Look through the records and copy each line that has "pexels" in it.

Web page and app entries
☆ ☆ ☆ ☆ ☆

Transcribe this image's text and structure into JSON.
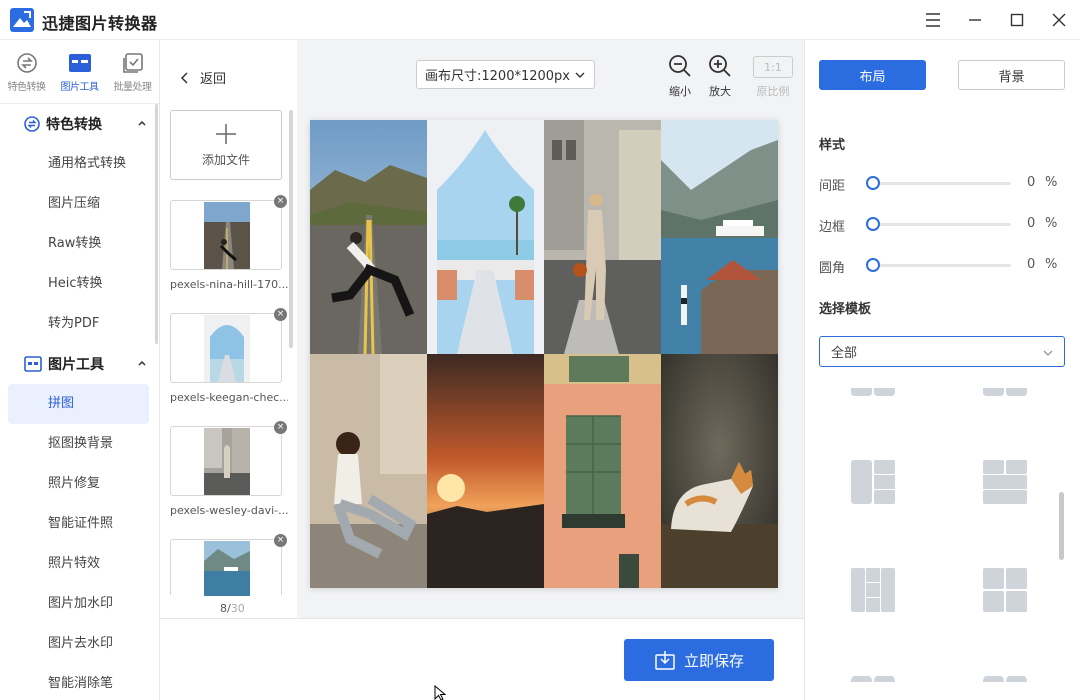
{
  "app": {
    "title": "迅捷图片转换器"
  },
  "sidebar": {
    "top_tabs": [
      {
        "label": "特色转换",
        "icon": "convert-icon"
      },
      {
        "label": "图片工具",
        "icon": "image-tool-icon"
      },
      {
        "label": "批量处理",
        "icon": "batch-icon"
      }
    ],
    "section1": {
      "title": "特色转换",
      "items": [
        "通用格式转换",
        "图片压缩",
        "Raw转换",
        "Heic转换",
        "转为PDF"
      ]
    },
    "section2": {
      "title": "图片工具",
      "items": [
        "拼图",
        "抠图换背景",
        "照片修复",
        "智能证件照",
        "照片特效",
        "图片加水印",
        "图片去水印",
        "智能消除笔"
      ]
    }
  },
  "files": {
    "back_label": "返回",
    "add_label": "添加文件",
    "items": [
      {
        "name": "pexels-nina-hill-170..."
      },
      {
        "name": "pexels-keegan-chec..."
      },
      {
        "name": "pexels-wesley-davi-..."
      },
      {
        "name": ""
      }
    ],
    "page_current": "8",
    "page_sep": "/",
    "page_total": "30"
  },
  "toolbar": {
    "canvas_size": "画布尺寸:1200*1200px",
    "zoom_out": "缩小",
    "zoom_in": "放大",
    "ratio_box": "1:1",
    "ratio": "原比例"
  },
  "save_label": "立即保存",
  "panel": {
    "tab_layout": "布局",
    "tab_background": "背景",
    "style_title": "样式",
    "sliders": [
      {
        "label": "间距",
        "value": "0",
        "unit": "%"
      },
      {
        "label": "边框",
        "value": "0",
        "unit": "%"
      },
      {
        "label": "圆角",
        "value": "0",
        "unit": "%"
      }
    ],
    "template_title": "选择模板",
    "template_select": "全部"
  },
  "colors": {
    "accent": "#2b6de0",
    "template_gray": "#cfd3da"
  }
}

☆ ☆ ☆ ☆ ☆

## Task response
        "name": "pexels-nina-hill-170..."
        "name": "pexels-keegan-chec..."
        "name": "pexels-wesley-davi-..."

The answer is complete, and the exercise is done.